* [Data to use]
******
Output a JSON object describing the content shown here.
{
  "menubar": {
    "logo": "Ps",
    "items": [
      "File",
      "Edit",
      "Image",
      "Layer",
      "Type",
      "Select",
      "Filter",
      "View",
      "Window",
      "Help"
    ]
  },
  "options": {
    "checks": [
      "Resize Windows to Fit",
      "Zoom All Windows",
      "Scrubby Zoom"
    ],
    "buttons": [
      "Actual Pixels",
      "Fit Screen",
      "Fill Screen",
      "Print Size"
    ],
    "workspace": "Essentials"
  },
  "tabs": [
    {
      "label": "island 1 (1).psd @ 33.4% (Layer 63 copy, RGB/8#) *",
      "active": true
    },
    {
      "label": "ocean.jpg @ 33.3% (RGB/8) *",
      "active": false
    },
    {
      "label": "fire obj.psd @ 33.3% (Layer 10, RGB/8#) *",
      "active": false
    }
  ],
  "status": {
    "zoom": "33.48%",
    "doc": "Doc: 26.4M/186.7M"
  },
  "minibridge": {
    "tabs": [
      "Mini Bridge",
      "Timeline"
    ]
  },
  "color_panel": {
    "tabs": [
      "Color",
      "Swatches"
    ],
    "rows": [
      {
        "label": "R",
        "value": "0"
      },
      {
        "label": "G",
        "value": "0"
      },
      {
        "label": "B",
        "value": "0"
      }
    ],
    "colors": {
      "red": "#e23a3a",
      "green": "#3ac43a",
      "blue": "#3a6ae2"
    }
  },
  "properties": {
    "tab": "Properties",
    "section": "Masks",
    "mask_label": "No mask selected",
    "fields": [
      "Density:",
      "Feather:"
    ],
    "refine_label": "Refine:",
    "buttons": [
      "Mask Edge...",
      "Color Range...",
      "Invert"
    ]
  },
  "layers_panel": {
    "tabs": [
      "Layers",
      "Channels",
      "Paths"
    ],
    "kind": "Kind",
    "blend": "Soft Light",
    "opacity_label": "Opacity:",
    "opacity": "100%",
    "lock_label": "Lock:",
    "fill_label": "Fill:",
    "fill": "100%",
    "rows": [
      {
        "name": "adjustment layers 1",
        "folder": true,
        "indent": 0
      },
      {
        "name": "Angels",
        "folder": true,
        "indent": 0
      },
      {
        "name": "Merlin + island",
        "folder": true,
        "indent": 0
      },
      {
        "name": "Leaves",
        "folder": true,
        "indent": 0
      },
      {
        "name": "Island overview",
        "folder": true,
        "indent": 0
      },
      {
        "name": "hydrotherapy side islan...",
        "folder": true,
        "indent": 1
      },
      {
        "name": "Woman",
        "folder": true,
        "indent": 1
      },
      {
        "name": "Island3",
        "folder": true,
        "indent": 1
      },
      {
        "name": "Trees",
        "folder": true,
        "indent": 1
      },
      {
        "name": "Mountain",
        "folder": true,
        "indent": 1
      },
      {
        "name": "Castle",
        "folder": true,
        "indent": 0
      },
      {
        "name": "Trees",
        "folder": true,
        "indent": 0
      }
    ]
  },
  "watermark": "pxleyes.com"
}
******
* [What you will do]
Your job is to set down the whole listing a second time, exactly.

* [Solution to this exercise]
Output a JSON object describing the content shown here.
{
  "menubar": {
    "logo": "Ps",
    "items": [
      "File",
      "Edit",
      "Image",
      "Layer",
      "Type",
      "Select",
      "Filter",
      "View",
      "Window",
      "Help"
    ]
  },
  "options": {
    "checks": [
      "Resize Windows to Fit",
      "Zoom All Windows",
      "Scrubby Zoom"
    ],
    "buttons": [
      "Actual Pixels",
      "Fit Screen",
      "Fill Screen",
      "Print Size"
    ],
    "workspace": "Essentials"
  },
  "tabs": [
    {
      "label": "island 1 (1).psd @ 33.4% (Layer 63 copy, RGB/8#) *",
      "active": true
    },
    {
      "label": "ocean.jpg @ 33.3% (RGB/8) *",
      "active": false
    },
    {
      "label": "fire obj.psd @ 33.3% (Layer 10, RGB/8#) *",
      "active": false
    }
  ],
  "status": {
    "zoom": "33.48%",
    "doc": "Doc: 26.4M/186.7M"
  },
  "minibridge": {
    "tabs": [
      "Mini Bridge",
      "Timeline"
    ]
  },
  "color_panel": {
    "tabs": [
      "Color",
      "Swatches"
    ],
    "rows": [
      {
        "label": "R",
        "value": "0"
      },
      {
        "label": "G",
        "value": "0"
      },
      {
        "label": "B",
        "value": "0"
      }
    ],
    "colors": {
      "red": "#e23a3a",
      "green": "#3ac43a",
      "blue": "#3a6ae2"
    }
  },
  "properties": {
    "tab": "Properties",
    "section": "Masks",
    "mask_label": "No mask selected",
    "fields": [
      "Density:",
      "Feather:"
    ],
    "refine_label": "Refine:",
    "buttons": [
      "Mask Edge...",
      "Color Range...",
      "Invert"
    ]
  },
  "layers_panel": {
    "tabs": [
      "Layers",
      "Channels",
      "Paths"
    ],
    "kind": "Kind",
    "blend": "Soft Light",
    "opacity_label": "Opacity:",
    "opacity": "100%",
    "lock_label": "Lock:",
    "fill_label": "Fill:",
    "fill": "100%",
    "rows": [
      {
        "name": "adjustment layers 1",
        "folder": true,
        "indent": 0
      },
      {
        "name": "Angels",
        "folder": true,
        "indent": 0
      },
      {
        "name": "Merlin + island",
        "folder": true,
        "indent": 0
      },
      {
        "name": "Leaves",
        "folder": true,
        "indent": 0
      },
      {
        "name": "Island overview",
        "folder": true,
        "indent": 0
      },
      {
        "name": "hydrotherapy side islan...",
        "folder": true,
        "indent": 1
      },
      {
        "name": "Woman",
        "folder": true,
        "indent": 1
      },
      {
        "name": "Island3",
        "folder": true,
        "indent": 1
      },
      {
        "name": "Trees",
        "folder": true,
        "indent": 1
      },
      {
        "name": "Mountain",
        "folder": true,
        "indent": 1
      },
      {
        "name": "Castle",
        "folder": true,
        "indent": 0
      },
      {
        "name": "Trees",
        "folder": true,
        "indent": 0
      }
    ]
  },
  "watermark": "pxleyes.com"
}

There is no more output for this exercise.